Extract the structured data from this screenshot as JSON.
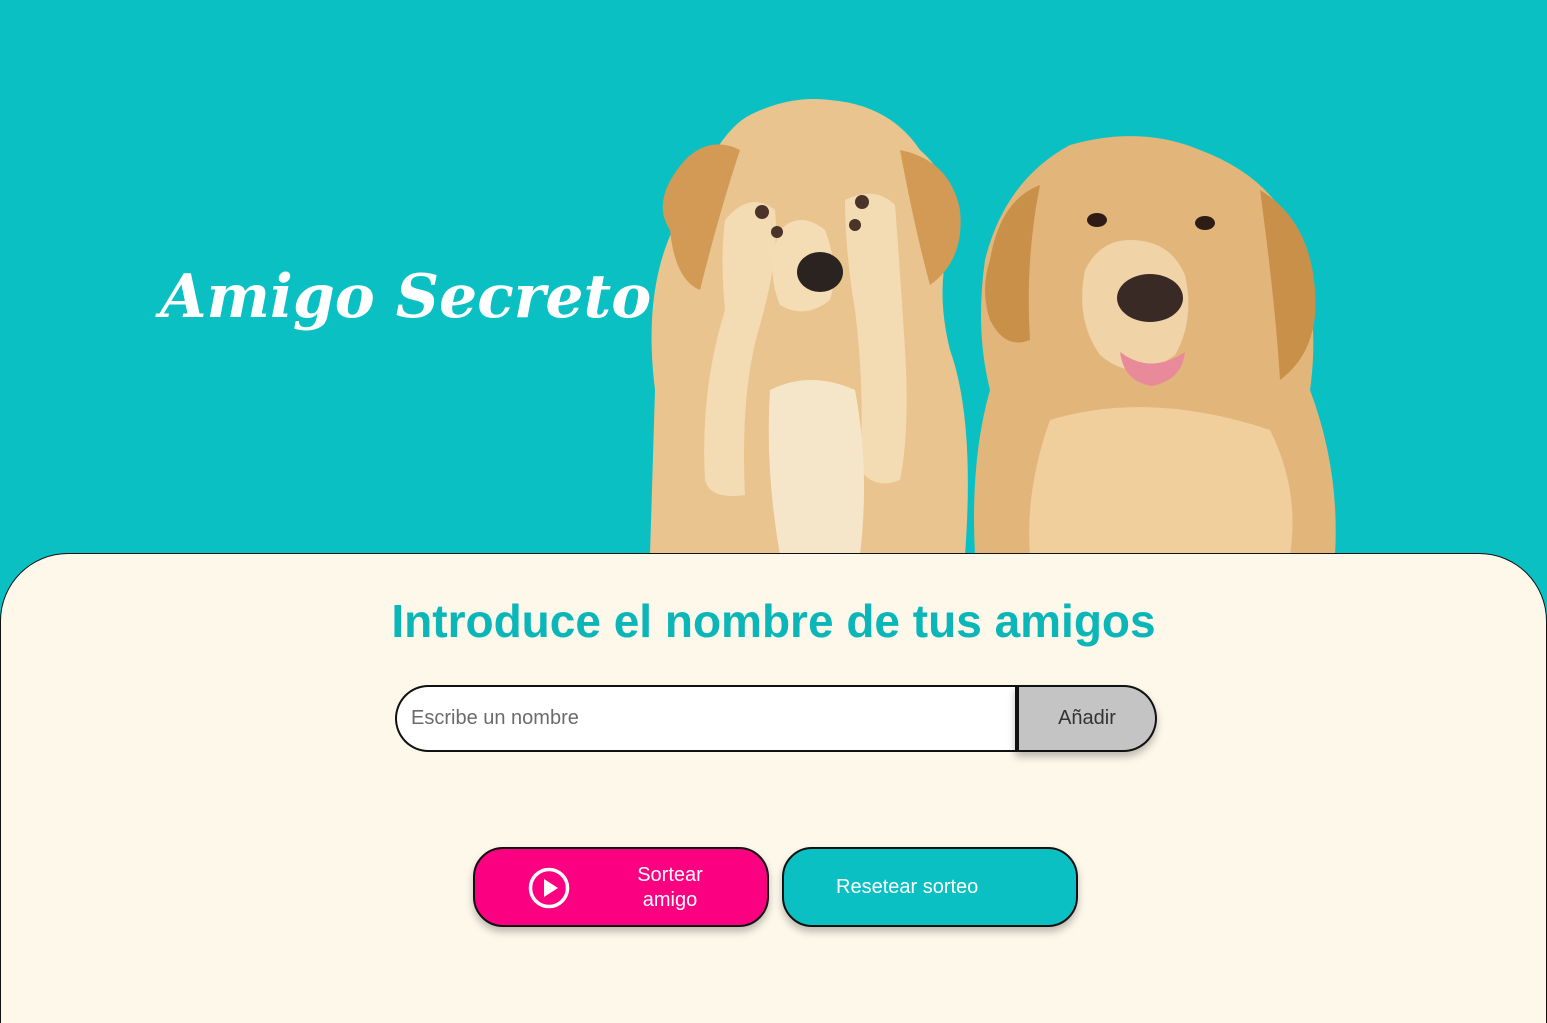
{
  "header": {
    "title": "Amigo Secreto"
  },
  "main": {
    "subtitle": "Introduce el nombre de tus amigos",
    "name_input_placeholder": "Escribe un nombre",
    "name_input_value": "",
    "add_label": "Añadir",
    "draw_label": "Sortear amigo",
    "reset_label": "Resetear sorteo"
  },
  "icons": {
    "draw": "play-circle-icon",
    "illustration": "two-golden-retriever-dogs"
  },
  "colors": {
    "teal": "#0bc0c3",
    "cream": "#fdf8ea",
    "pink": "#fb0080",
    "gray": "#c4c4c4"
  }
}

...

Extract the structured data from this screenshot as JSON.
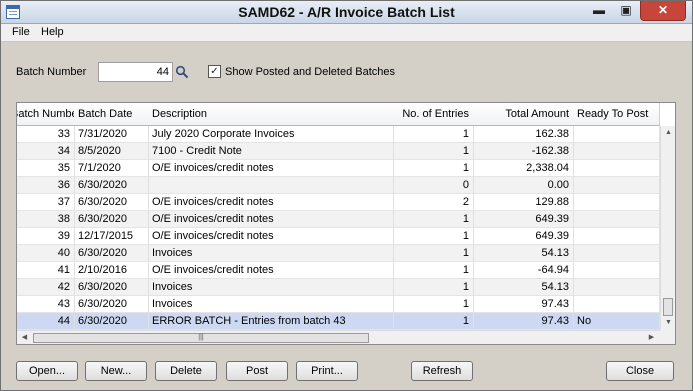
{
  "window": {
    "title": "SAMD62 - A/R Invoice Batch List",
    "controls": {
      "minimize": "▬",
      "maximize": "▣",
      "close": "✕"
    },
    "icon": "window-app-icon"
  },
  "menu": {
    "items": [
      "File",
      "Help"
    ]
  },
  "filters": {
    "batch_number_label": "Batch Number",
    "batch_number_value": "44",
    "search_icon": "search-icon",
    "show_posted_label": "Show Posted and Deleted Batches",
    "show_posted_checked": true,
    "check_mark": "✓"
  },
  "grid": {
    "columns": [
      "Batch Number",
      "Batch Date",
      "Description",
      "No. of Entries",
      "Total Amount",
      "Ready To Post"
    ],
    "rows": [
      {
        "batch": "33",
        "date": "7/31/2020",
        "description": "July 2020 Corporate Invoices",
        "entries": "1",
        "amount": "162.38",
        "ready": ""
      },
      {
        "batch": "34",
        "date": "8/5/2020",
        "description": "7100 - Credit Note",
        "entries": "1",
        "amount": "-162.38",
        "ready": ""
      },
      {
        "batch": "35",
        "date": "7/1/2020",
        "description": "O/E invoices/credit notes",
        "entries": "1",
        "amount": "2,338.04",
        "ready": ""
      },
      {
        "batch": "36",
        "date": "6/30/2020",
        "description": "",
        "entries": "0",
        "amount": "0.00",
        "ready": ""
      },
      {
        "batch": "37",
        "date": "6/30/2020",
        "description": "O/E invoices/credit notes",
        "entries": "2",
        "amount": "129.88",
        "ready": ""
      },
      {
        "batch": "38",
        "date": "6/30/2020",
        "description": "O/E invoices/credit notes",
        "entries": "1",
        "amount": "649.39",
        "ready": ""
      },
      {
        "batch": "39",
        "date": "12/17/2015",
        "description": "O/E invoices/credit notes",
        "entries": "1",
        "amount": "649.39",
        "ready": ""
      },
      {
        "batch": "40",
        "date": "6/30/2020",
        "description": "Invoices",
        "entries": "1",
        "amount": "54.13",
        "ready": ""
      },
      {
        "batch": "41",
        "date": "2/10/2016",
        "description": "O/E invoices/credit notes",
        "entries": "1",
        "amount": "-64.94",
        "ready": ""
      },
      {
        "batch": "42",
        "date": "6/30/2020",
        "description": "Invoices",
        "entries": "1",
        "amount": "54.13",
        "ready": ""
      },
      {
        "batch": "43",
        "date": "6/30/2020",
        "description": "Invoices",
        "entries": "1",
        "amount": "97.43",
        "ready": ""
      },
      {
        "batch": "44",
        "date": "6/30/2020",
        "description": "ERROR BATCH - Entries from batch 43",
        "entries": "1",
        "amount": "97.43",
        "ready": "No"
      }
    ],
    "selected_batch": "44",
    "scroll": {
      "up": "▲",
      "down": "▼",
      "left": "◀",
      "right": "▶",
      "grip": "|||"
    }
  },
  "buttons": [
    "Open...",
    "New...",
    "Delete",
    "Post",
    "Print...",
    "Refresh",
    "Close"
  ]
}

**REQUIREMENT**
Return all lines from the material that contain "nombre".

**RESPONSE AREA**
    "subtitle": "Introduce el nombre de tus amigos",
    "name_input_placeholder": "Escribe un nombre",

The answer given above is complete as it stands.